The scuffles erupted when fans of Al-Masry stormed the field following a rare 3-1 win against Al-Ahly. Al-Masry supporters hurled sticks and stones as they chased players and fans from the rival team, who ran toward the exits and up the stands to escape, according to witnesses. One man told state TV he heard gunshots in the stadium, while a lawmaker from Egypt's powerful Muslim Brotherhood said the police didn't prevent fans carrying knives from entering the stadium.
TV footage showed Al-Ahly players rushing for their locker room as fistfights broke out among the hundreds of fans swarming on to the field. Some men had to rescue a manager from the losing team as he was being beaten. Black-clothed police officers stood by, appearing overwhelmed.
The Interior Ministry said 74 people died, including one police officer, and 248 were injured, 14 of them police. A local health official initially said 1,000 people were injured and it was not clear how severely. Security forces arrested 47 people for involvement in the violence, the statement said.
State TV appealed to Egyptians to donate blood for the injured in Port Said, and the military sent two aircraft to evacuate serious cases to the capital, Cairo.
Field Marshal Hussein Tantawi, the head of the military leadership that assumed power after Mubarak's ouster, welcomed Al-Ahly team players who were flown back to Cairo from Port Said on a military aircraft.
"This will not bring Egypt down," he told reporters at a military air base east of Cairo. "These incidents happen anywhere in the world. We will not let those behind it go ...This will not affect Egypt and its security."
The military declared three days of mourning starting Thursday.
Interior Minister Mohammed Ibrahim told state TV that 13,000 Al-Masry fans stormed the field, jumping a low fence and attacking about 1,200 Al-Ahly fans. He transferred the Port Said local security chief to a desk job as a punitive measure.
Al-Ahly goalkeeper Sharif Ikrami, who was injured in the melee, told the private station ONTV that dead and wounded were being carried into the locker room.
"There were people dying in front of us," he said. "It's over. We've all made a decision that we won't play soccer any more. How will we play soccer after 70 people died? We can't think about it."
Hesham Sheiha, a health ministry official, said most of the deaths were caused by concussions, deep head wounds and suffocation from the stampede.
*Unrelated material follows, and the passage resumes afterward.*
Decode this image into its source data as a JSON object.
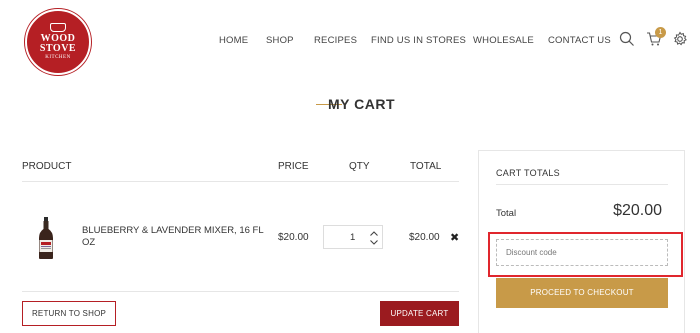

He said 40 people were seriously injured.
In an interview with the team's station, Mohammed Abu Trika, a player with Al-Ahly, criticized police for standing by and not intervening in the violence.
"People here are dying and no one is doing a thing. It's like a war," he told the team TV station. "Is life this cheap?"
Egypt's state prosecutor ordered an immediate investigation into the violence, and the Egypt Football Association ordered an indefinite suspension of the league games. The parliament said it would convene an emergency session.
The two sides also traded conspiracy theories, with each side blaming the other for trying to destabilize the country.
Essam el-Erian, a Brotherhood lawmaker, said the military and police were complicit in the violence, accusing them of trying to show that emergency regulations giving security forces wide-ranging powers must be maintained.
"This tragedy is a result of intentional reluctance by the military and the police," he said.
The manager of the Al-Masry, Kamal Abu Ali, announced he also was resigning in protest.
"This is not about soccer. This is bigger than that. This is a plot to topple the state," he told the same station, using an often-cited allegation by the military against protesters.
Bob Bradley, the former U.S. national team coach who was hired in September as coach of Egypt's national team, was not at the stadium, U.S. Soccer Federation spokesman Michael Kammarman said.